This code does a very straightforward calculation of the Mandelbrot set. There's nothing special about this test, other than the fact that it's calculation-heavy, so makes a nice semi-realistic speed test. Of course, as with all benchmarks, this should be taken for what it is: a single algorithm on a single test machine, tested with some care, but not perfectly. Fundamentally, it is a flawed benchmark, like every other benchmark.
Everything was run with the reference Python implementation (CPython) 2.7.3 on 64-bit Linux unless otherwise noted. In the code, I have ignored the built-in complex numbers type: I wanted to test straightforward numerical calculations, not the possibly-less-optimized complex type.

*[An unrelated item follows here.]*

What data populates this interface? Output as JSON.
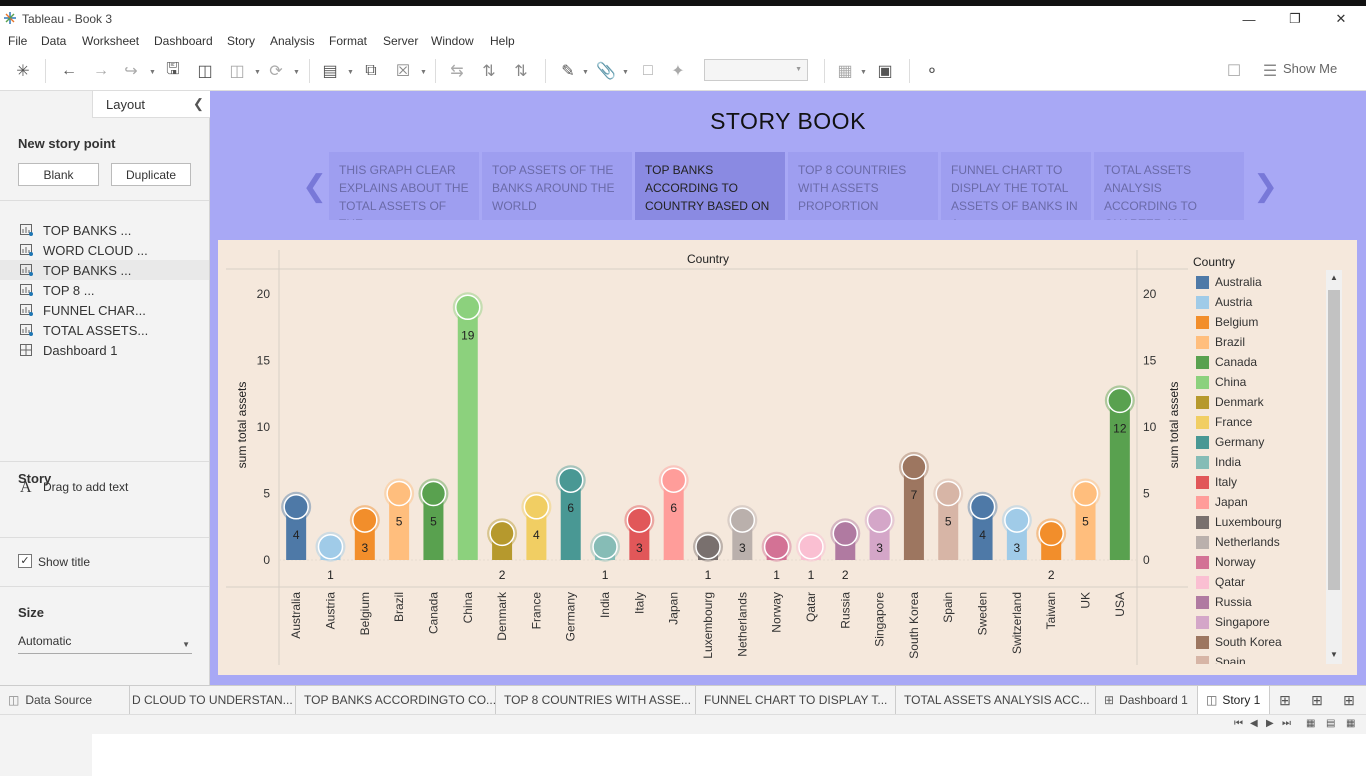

Here are the files used in the example:
main.py: main function to call any of these (change the
importline to select the file you want to work with)
dynamic.py: traditional Python implementation
static.pyx: statically-typed Cython implementation
setup.py: build script for Cython implementation.
The “static” implementation is based on Cython (
cython in Ubuntu). It is a very-Python-like language that adds optional static typing. This version,
static.pyx, is the same as
dynamic.py with static type declarations added to the arguments and variables in the
setup.py file, this module can be built with the command:
python setup.py build_ext --inplace
Since Cython can also compile (most) Python code, I also ran the original
dynamic.py version after compiling with Cython.
Having a somewhat arbitrary but functional benchmark sitting around, I was curious about other Python implementations, so I tested those as well.
Python 3 is the next version of Python. It contains some backwards-incompatible changes, so adoption has been slow. (In this case, only the
xrange function had to be changed to
PyPy is a reimplementation of the Python compiler/interpreter in Python itself. It includes a JIT compiler among other tricks.
And since I had done all of that, who could resist a inter-language shootout? I duplicated the calculations from the Python program as closely as I could (including continuing to ignore any complex number types).
(You can click on column headings in the table to sort.)
|Python||Python 2.7.3 with ||1.0|
|Haskell||GHC 7.4.1 with ||60.3|
|C||GCC 4.6.3 with ||109.9|
|C||Clang 3.0 with ||102.8|
|Java||GCJ 4.6.3 with ||109.5|
- Even though it was the original point of the example, I'm surprised how much of a difference the static typing in Cython made. Apparently this isn't unusual for numeric code (which this example is). Cython must be producing some nice C code to stack up to the native C implementation. (In fact, Cython has one more trick up its sleeve: it will produce an HTML file telling you exactly what C code it generated (and for the dynamic version). Double-click lines to expand.)
- This is very much a best case for the statically-typed options (or worst case for the Python reference implementation, depending on your point of view). Numeric code like this is where static binding makes the biggest difference. Most code's speedup will be more modest.
- There was a lot of variability in the speed of the “other” Python implementations.
- PyPy is an astonishing thing. Compare with in their own speed tests. PyPy seems to consistently give a several-times speedup over CPython.
- The JITs in modern web browsers are also amazing.
- Other languages are fun too.
Since I have all the code around, I seem to have the compulsion to keep trying it with other tools. None of these are serious “benchmarks”, but they're interesting anyway.
|Python||PyPy's rpython translator||105.4|
|C||PicoC 2.1 (compiled with ||0.13|
|Haskell||Hugs Sept 2006||0.04|